Why do you see mentorship as a valuable relationship particularly for female identifying students in the tech industry?

Dora – “It’s actually key…We struggle as women getting visibility into industry and having that connection to bring women from computer science, masters programs and engineering and having advocates and allies to help them navigate and bridge the gap between their academic career and crossing over into industry is key, in my opinion that is the importance of the mentor relationship.”

Samara – “When I first came to Dal and started off my computer science journey, I very much had an attitude of ok, I’m going to put my nose down and work really hard and get to where I need to go and I quickly realized that that wasn’t going to be the case. In joining things like WiTS in my second year and having those informal kinds of mentor relationships, it really helped me see different paths for myself, meet different people, and make that network that helped me so much. Before going on my first co-op, I was terrified and speaking to older students about their experience really comforted me and prepared me.”

Olivia Handspiker and Jen LaPlante (DeepSense)

Executive Director of DeepSense, Jen LaPlante, is mentoring second year Bachelor of Computer Science student Olivia Handspiker on behalf of national not-for-profit Women in Communications and Technology (WCT). WCT is the only coast-to-coast, community-based organization that inspires and supports women to achieve their highest career potential in Canada's digital economy through professional development, mentorship, advocacy and research.

What is something that you’ve learned from your mentee?

Jen – “Olivia is the most driven, engaged and proactive undergraduate student I have met.
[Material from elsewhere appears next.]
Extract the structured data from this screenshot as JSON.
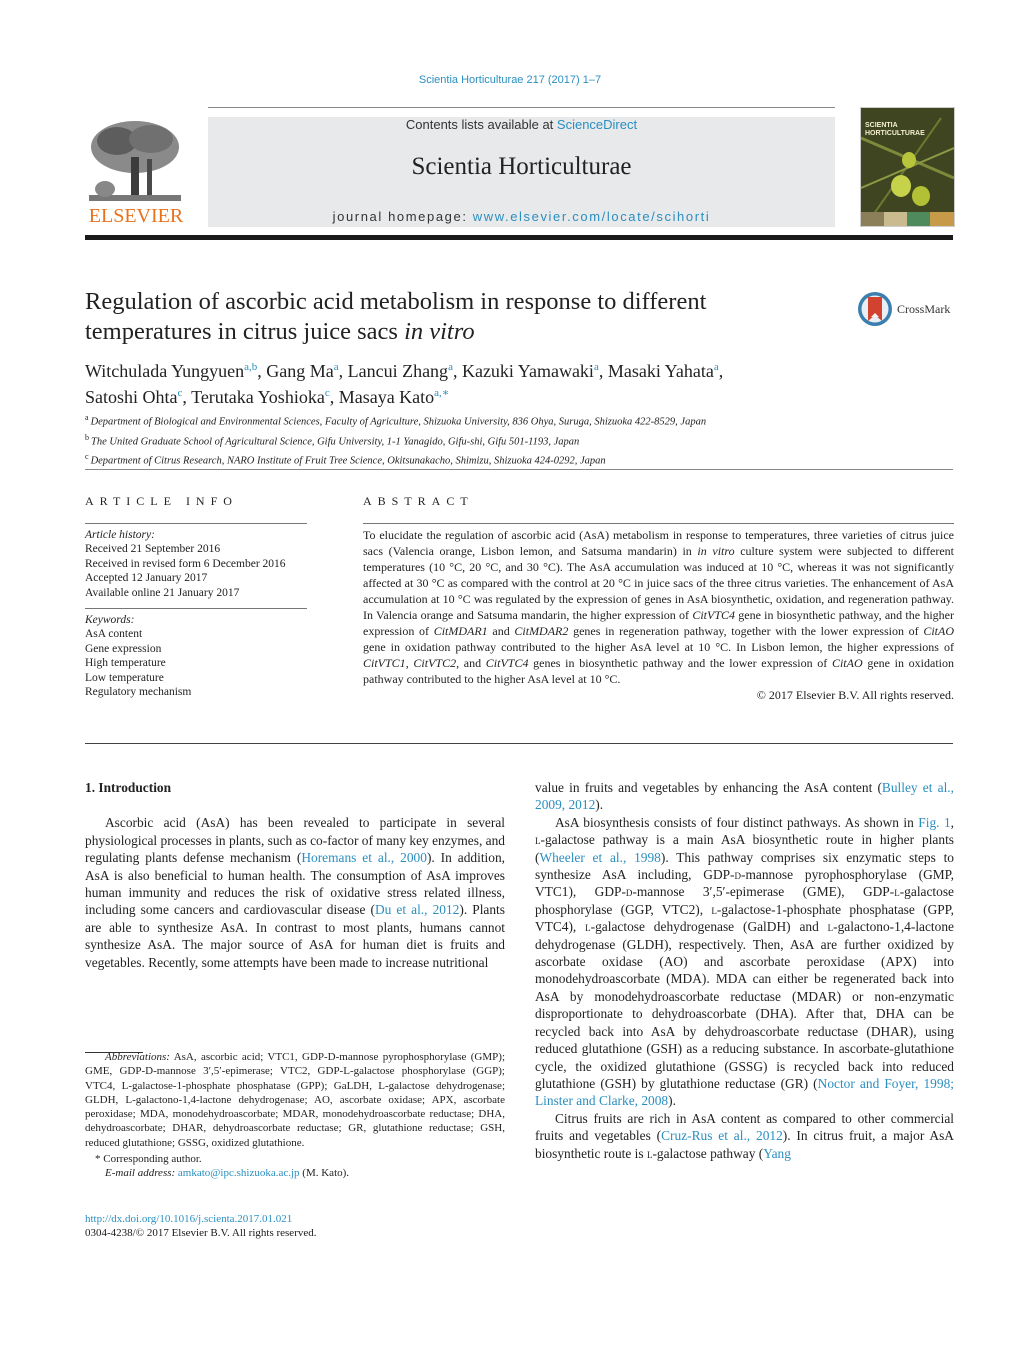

Her active involvement in the women in tech community has shown me how far we have come since the day I sat in a programming class during the first semester of my undergrad, feeling alone without a community. Olivia is part of the evolution where we are seeing great diversity in tech and I am inspired by her strength.”

What is something that you’ve learned from your mentor?
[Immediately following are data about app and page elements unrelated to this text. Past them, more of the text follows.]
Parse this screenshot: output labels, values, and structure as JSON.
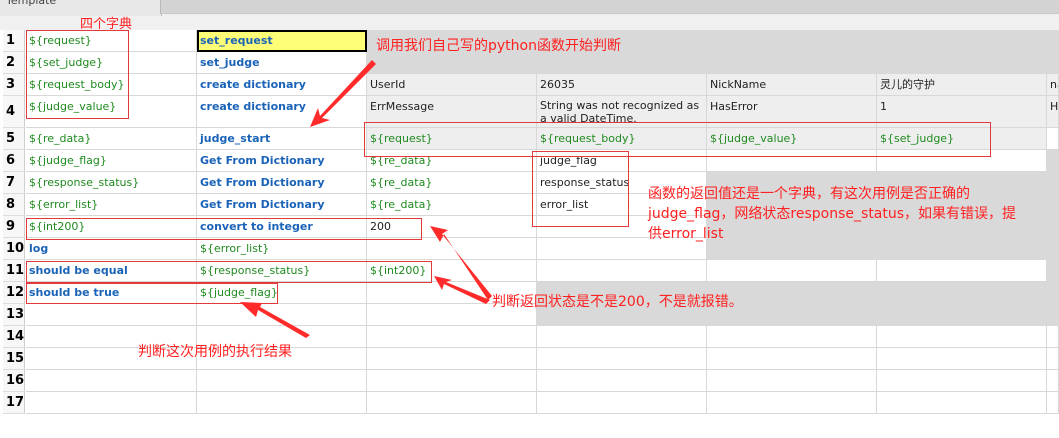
{
  "tab": {
    "label": "Template"
  },
  "rows": [
    {
      "n": "1",
      "cells": [
        "${request}",
        "set_request",
        "",
        "",
        "",
        "",
        ""
      ]
    },
    {
      "n": "2",
      "cells": [
        "${set_judge}",
        "set_judge",
        "",
        "",
        "",
        "",
        ""
      ]
    },
    {
      "n": "3",
      "cells": [
        "${request_body}",
        "create dictionary",
        "UserId",
        "26035",
        "NickName",
        "灵儿的守护",
        "na"
      ]
    },
    {
      "n": "4",
      "cells": [
        "${judge_value}",
        "create dictionary",
        "ErrMessage",
        "String was not recognized as a valid DateTime.",
        "HasError",
        "1",
        "HR"
      ]
    },
    {
      "n": "5",
      "cells": [
        "${re_data}",
        "judge_start",
        "${request}",
        "${request_body}",
        "${judge_value}",
        "${set_judge}",
        ""
      ]
    },
    {
      "n": "6",
      "cells": [
        "${judge_flag}",
        "Get From Dictionary",
        "${re_data}",
        "judge_flag",
        "",
        "",
        ""
      ]
    },
    {
      "n": "7",
      "cells": [
        "${response_status}",
        "Get From Dictionary",
        "${re_data}",
        "response_status",
        "",
        "",
        ""
      ]
    },
    {
      "n": "8",
      "cells": [
        "${error_list}",
        "Get From Dictionary",
        "${re_data}",
        "error_list",
        "",
        "",
        ""
      ]
    },
    {
      "n": "9",
      "cells": [
        "${int200}",
        "convert to integer",
        "200",
        "",
        "",
        "",
        ""
      ]
    },
    {
      "n": "10",
      "cells": [
        "log",
        "${error_list}",
        "",
        "",
        "",
        "",
        ""
      ]
    },
    {
      "n": "11",
      "cells": [
        "should be equal",
        "${response_status}",
        "${int200}",
        "",
        "",
        "",
        ""
      ]
    },
    {
      "n": "12",
      "cells": [
        "should be true",
        "${judge_flag}",
        "",
        "",
        "",
        "",
        ""
      ]
    },
    {
      "n": "13",
      "cells": [
        "",
        "",
        "",
        "",
        "",
        "",
        ""
      ]
    },
    {
      "n": "14",
      "cells": [
        "",
        "",
        "",
        "",
        "",
        "",
        ""
      ]
    },
    {
      "n": "15",
      "cells": [
        "",
        "",
        "",
        "",
        "",
        "",
        ""
      ]
    },
    {
      "n": "16",
      "cells": [
        "",
        "",
        "",
        "",
        "",
        "",
        ""
      ]
    },
    {
      "n": "17",
      "cells": [
        "",
        "",
        "",
        "",
        "",
        "",
        ""
      ]
    }
  ],
  "notes": {
    "four_dicts": "四个字典",
    "call_func": "调用我们自己写的python函数开始判断",
    "return_value_line1": "函数的返回值还是一个字典，有这次用例是否正确的",
    "return_value_line2": "judge_flag，网络状态response_status，如果有错误，提",
    "return_value_line3": "供error_list",
    "check_status": "判断返回状态是不是200，不是就报错。",
    "check_result": "判断这次用例的执行结果"
  },
  "colors": {
    "annotation": "#ff2020",
    "keyword": "#1a63b7",
    "variable": "#1f8a1f",
    "selected_cell": "#ffff77"
  }
}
Olivia – “I think for me, I’ve learned a lot from observing Jen. She’s a really outspoken person and I used to not be like that so I was following her around at conferences, following my boss around at conferences, and they were like “you’re an important person here, you should be involved, you should be saying “hi, here I am, look at me”” so I’ve really taken that to heart.

Why do you see mentorship as a valuable relationship particularly for female identifying students in the tech industry?

Olivia – “I think for me as I’ve been on both sides of the mentor mentee relationship in CS or outside of it, I think it’s just really growth and the opportunity for growth for both the mentor and mentee. I know that I’ve been asked by someone I’m mentoring if they’re like “I don’t know how to handle this situation” and I’ve been able to help them, it’s just so fulfilling inside and I feel that that might be the same feeling that the mentors here feel, I think that’s really important. And that for the mentees, they know that they can go to someone and trust someone.”

Jen – “By engaging students with mentors early in their academic careers, the students have a sounding board outside of family, classmates and professors. It is great connecting with Olivia to hear about how classes are going and offer help and encouragement. We are also here to share our experiences and give context as the students evaluate their options about classes, areas of focus or jobs. We are simply another spoke in the network the students are building over time.”  


The Faculty of Computer Science’s efforts to increase gender diversity in technology continues. More than 110 female students from high schools across Nova Scotia visited campus on November 15th for the Faculty’s third annual Women in Tech Day and a further fifteen incoming female students received industry-funded Women in Technology Scholarships in September 2019.